■ Requirement
Whenever a line below holds the word "share", count it once; report the total and nothing else.
START Information
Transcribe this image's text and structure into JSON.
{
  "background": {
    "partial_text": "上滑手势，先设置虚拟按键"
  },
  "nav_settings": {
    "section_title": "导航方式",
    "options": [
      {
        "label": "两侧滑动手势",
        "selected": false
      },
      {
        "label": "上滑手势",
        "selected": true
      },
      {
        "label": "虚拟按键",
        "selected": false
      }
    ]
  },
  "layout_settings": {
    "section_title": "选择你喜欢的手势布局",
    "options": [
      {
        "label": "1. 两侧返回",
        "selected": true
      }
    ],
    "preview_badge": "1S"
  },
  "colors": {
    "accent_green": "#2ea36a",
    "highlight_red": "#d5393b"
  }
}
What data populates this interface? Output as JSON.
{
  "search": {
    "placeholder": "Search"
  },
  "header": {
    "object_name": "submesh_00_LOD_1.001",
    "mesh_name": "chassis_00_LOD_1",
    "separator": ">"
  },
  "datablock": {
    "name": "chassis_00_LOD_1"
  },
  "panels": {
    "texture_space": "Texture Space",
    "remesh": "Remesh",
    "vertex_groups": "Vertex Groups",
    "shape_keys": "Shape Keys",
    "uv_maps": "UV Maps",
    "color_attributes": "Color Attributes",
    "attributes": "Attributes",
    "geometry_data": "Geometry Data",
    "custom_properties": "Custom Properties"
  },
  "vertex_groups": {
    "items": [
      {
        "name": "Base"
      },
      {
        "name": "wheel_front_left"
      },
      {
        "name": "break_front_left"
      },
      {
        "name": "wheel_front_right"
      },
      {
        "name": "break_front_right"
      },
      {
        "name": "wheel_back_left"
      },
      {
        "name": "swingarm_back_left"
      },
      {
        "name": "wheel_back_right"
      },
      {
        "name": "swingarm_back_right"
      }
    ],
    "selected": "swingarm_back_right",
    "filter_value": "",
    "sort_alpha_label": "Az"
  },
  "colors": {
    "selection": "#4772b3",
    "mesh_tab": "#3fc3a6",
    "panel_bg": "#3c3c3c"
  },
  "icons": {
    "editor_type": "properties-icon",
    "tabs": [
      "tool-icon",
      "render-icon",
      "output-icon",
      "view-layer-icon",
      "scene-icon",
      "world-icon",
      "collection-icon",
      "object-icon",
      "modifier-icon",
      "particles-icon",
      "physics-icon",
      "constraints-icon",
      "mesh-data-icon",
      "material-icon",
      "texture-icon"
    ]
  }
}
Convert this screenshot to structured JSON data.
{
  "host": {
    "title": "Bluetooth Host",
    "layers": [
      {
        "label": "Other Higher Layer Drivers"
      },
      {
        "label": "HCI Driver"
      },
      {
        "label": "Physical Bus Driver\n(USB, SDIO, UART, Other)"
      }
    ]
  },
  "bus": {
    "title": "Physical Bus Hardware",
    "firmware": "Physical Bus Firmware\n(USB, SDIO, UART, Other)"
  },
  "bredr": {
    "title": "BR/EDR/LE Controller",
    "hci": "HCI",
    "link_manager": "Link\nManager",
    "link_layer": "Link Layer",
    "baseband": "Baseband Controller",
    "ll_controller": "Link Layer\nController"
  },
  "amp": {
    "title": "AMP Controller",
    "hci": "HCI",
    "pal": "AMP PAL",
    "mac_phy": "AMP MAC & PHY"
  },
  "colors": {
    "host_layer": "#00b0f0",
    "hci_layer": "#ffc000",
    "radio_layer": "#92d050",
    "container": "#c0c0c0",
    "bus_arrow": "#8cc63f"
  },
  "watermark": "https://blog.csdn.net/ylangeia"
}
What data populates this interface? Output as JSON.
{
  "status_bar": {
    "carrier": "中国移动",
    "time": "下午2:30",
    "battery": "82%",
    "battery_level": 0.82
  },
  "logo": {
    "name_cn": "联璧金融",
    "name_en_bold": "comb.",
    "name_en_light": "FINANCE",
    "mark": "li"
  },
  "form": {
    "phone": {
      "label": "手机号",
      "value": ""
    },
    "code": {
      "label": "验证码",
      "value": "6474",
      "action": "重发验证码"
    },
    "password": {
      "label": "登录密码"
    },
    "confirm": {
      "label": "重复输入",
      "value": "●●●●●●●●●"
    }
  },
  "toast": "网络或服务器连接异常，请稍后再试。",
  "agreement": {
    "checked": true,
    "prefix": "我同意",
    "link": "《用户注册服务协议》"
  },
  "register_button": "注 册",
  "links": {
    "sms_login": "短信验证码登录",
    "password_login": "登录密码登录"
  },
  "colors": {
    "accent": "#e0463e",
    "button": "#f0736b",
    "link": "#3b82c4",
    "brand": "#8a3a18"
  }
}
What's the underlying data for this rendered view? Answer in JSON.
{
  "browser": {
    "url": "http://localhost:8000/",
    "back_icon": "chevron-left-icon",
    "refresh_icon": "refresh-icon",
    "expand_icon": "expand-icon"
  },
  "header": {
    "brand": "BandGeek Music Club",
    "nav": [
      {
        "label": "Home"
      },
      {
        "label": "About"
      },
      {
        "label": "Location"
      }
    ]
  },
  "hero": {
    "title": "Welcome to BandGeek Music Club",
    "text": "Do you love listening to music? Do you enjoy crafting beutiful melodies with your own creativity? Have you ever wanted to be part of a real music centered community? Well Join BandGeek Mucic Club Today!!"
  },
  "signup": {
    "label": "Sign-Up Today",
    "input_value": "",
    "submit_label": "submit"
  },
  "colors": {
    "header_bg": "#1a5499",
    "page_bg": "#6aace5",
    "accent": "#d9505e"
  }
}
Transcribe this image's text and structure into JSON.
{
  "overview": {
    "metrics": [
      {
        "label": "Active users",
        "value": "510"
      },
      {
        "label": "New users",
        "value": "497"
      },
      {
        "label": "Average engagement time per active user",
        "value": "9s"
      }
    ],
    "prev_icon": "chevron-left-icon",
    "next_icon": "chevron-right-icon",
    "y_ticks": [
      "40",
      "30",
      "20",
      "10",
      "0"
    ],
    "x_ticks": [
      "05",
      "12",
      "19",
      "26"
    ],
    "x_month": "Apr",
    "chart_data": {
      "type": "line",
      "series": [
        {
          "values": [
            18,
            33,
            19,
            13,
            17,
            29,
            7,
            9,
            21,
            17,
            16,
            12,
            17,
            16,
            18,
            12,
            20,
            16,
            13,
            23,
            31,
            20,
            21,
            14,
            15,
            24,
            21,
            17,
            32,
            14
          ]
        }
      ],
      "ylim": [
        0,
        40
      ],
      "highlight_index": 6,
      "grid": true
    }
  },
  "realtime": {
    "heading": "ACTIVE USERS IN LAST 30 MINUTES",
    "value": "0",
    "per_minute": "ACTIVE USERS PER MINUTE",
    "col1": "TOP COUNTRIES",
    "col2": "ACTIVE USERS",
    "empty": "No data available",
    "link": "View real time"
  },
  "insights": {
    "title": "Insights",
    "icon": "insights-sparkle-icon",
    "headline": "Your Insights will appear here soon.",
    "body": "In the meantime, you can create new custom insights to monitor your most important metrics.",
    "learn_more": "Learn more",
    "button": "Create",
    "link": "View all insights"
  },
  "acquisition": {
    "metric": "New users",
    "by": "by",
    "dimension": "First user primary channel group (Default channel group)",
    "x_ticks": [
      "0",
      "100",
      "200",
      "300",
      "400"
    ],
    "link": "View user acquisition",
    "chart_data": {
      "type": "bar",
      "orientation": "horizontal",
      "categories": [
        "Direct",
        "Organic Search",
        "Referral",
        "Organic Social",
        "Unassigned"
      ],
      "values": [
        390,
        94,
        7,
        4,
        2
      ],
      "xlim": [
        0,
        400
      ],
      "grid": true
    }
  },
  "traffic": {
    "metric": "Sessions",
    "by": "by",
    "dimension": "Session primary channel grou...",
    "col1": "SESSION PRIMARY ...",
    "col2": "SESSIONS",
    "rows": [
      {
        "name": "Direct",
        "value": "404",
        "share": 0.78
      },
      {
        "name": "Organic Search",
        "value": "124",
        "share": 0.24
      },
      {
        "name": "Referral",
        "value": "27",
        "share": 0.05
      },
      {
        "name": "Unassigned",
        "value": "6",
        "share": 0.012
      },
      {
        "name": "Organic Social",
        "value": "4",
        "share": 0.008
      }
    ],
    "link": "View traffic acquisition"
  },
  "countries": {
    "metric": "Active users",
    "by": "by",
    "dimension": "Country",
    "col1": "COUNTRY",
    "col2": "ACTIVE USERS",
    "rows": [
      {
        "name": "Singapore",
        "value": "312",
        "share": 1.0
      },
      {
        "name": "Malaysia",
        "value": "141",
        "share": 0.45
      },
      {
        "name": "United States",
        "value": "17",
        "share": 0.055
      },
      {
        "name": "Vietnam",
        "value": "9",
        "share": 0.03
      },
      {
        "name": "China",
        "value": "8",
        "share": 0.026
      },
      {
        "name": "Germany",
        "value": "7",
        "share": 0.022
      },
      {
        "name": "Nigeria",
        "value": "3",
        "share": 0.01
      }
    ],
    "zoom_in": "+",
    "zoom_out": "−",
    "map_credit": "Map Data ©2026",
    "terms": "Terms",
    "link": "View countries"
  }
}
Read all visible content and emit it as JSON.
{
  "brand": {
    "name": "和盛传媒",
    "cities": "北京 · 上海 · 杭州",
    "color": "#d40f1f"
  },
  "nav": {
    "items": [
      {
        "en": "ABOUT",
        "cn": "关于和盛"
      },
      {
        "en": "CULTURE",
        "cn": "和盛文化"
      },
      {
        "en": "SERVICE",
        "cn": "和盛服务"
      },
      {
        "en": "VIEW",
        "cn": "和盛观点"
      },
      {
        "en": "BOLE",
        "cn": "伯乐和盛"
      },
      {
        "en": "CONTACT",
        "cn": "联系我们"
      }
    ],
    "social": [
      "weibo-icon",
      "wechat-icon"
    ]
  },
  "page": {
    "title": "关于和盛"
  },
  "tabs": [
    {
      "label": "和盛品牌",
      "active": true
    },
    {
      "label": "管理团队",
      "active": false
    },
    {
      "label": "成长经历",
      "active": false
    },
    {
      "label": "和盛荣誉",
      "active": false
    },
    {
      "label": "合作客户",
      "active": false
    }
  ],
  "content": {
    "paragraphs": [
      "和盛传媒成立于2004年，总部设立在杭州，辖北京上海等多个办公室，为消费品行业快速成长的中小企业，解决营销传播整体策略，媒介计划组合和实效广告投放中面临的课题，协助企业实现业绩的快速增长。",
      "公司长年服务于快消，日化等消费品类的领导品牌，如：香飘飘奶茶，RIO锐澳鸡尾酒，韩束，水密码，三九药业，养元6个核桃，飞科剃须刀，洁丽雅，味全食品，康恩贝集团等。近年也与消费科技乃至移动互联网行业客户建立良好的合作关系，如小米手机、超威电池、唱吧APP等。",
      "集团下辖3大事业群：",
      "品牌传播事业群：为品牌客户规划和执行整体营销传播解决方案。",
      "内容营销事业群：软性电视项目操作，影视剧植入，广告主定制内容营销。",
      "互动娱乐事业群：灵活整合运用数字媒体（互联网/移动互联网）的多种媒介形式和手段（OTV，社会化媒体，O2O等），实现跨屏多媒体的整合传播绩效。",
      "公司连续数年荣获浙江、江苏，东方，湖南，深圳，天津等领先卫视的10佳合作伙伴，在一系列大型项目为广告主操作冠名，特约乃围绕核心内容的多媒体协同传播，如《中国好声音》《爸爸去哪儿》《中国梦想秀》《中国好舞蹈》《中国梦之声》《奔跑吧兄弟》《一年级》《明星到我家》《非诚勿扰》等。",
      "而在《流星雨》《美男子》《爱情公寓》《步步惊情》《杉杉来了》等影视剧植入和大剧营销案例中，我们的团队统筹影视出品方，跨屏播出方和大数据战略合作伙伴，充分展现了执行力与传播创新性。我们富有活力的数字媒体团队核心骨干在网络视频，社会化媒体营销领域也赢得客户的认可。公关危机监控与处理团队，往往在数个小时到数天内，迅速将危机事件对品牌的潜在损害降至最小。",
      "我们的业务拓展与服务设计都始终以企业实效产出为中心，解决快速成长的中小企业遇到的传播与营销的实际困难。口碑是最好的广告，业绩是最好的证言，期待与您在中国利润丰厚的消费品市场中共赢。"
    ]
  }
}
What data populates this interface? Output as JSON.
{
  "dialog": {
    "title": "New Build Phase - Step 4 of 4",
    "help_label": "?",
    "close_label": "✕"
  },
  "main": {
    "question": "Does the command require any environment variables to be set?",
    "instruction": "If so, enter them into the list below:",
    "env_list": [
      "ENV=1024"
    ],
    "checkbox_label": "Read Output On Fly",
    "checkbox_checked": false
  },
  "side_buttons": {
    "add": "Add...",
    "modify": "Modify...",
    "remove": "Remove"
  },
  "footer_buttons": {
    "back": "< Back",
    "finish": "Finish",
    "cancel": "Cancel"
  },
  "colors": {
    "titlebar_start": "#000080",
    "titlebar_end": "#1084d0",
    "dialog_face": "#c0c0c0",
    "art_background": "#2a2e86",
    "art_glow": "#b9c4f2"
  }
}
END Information
■ Response
12